[INPUT RECORDS — start]

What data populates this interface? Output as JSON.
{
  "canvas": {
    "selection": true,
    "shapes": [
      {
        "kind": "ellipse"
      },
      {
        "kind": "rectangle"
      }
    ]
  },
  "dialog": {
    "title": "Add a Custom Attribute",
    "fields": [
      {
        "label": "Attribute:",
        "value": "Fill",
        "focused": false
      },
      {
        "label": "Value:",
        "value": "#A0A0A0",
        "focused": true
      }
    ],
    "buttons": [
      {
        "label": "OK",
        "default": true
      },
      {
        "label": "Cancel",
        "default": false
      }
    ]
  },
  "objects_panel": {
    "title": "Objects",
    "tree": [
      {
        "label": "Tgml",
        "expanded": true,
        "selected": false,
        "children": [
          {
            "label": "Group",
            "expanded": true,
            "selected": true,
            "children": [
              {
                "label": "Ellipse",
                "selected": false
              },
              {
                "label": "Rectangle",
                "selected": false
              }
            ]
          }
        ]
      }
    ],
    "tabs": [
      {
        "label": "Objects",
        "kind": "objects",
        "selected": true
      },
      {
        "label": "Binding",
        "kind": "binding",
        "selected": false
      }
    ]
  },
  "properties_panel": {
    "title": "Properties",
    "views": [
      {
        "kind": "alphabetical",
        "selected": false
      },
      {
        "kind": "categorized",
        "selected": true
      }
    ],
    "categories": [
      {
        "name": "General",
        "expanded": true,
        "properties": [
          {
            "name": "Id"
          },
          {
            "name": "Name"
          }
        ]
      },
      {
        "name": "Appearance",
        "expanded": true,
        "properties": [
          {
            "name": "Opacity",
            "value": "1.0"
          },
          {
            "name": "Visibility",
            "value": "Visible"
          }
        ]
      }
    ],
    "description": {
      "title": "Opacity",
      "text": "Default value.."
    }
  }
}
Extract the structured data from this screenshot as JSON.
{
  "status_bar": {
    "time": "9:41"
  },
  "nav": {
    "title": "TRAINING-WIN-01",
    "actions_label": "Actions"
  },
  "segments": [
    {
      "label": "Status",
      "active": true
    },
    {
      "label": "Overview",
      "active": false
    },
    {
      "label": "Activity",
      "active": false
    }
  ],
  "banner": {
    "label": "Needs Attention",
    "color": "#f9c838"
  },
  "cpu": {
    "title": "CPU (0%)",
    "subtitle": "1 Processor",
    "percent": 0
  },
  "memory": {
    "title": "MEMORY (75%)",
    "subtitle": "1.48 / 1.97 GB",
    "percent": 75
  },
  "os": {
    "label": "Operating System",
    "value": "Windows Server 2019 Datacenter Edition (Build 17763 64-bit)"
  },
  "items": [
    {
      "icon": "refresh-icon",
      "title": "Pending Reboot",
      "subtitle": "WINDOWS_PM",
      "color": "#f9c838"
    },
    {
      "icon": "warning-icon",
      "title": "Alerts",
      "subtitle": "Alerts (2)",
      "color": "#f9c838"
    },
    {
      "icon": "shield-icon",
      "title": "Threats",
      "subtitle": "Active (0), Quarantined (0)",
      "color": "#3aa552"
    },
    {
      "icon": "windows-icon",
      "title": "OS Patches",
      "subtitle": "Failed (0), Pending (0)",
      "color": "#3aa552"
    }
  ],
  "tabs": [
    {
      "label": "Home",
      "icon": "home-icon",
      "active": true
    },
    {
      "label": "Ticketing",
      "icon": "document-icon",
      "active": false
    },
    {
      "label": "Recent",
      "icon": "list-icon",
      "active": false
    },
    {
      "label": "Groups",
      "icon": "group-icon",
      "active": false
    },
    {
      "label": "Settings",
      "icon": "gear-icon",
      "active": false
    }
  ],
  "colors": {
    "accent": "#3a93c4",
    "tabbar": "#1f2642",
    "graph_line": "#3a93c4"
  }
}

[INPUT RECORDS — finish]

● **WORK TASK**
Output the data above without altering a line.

● **RESPONSE TO THE TASK**
What data populates this interface? Output as JSON.
{
  "canvas": {
    "selection": true,
    "shapes": [
      {
        "kind": "ellipse"
      },
      {
        "kind": "rectangle"
      }
    ]
  },
  "dialog": {
    "title": "Add a Custom Attribute",
    "fields": [
      {
        "label": "Attribute:",
        "value": "Fill",
        "focused": false
      },
      {
        "label": "Value:",
        "value": "#A0A0A0",
        "focused": true
      }
    ],
    "buttons": [
      {
        "label": "OK",
        "default": true
      },
      {
        "label": "Cancel",
        "default": false
      }
    ]
  },
  "objects_panel": {
    "title": "Objects",
    "tree": [
      {
        "label": "Tgml",
        "expanded": true,
        "selected": false,
        "children": [
          {
            "label": "Group",
            "expanded": true,
            "selected": true,
            "children": [
              {
                "label": "Ellipse",
                "selected": false
              },
              {
                "label": "Rectangle",
                "selected": false
              }
            ]
          }
        ]
      }
    ],
    "tabs": [
      {
        "label": "Objects",
        "kind": "objects",
        "selected": true
      },
      {
        "label": "Binding",
        "kind": "binding",
        "selected": false
      }
    ]
  },
  "properties_panel": {
    "title": "Properties",
    "views": [
      {
        "kind": "alphabetical",
        "selected": false
      },
      {
        "kind": "categorized",
        "selected": true
      }
    ],
    "categories": [
      {
        "name": "General",
        "expanded": true,
        "properties": [
          {
            "name": "Id"
          },
          {
            "name": "Name"
          }
        ]
      },
      {
        "name": "Appearance",
        "expanded": true,
        "properties": [
          {
            "name": "Opacity",
            "value": "1.0"
          },
          {
            "name": "Visibility",
            "value": "Visible"
          }
        ]
      }
    ],
    "description": {
      "title": "Opacity",
      "text": "Default value.."
    }
  }
}
Extract the structured data from this screenshot as JSON.
{
  "status_bar": {
    "time": "9:41"
  },
  "nav": {
    "title": "TRAINING-WIN-01",
    "actions_label": "Actions"
  },
  "segments": [
    {
      "label": "Status",
      "active": true
    },
    {
      "label": "Overview",
      "active": false
    },
    {
      "label": "Activity",
      "active": false
    }
  ],
  "banner": {
    "label": "Needs Attention",
    "color": "#f9c838"
  },
  "cpu": {
    "title": "CPU (0%)",
    "subtitle": "1 Processor",
    "percent": 0
  },
  "memory": {
    "title": "MEMORY (75%)",
    "subtitle": "1.48 / 1.97 GB",
    "percent": 75
  },
  "os": {
    "label": "Operating System",
    "value": "Windows Server 2019 Datacenter Edition (Build 17763 64-bit)"
  },
  "items": [
    {
      "icon": "refresh-icon",
      "title": "Pending Reboot",
      "subtitle": "WINDOWS_PM",
      "color": "#f9c838"
    },
    {
      "icon": "warning-icon",
      "title": "Alerts",
      "subtitle": "Alerts (2)",
      "color": "#f9c838"
    },
    {
      "icon": "shield-icon",
      "title": "Threats",
      "subtitle": "Active (0), Quarantined (0)",
      "color": "#3aa552"
    },
    {
      "icon": "windows-icon",
      "title": "OS Patches",
      "subtitle": "Failed (0), Pending (0)",
      "color": "#3aa552"
    }
  ],
  "tabs": [
    {
      "label": "Home",
      "icon": "home-icon",
      "active": true
    },
    {
      "label": "Ticketing",
      "icon": "document-icon",
      "active": false
    },
    {
      "label": "Recent",
      "icon": "list-icon",
      "active": false
    },
    {
      "label": "Groups",
      "icon": "group-icon",
      "active": false
    },
    {
      "label": "Settings",
      "icon": "gear-icon",
      "active": false
    }
  ],
  "colors": {
    "accent": "#3a93c4",
    "tabbar": "#1f2642",
    "graph_line": "#3a93c4"
  }
}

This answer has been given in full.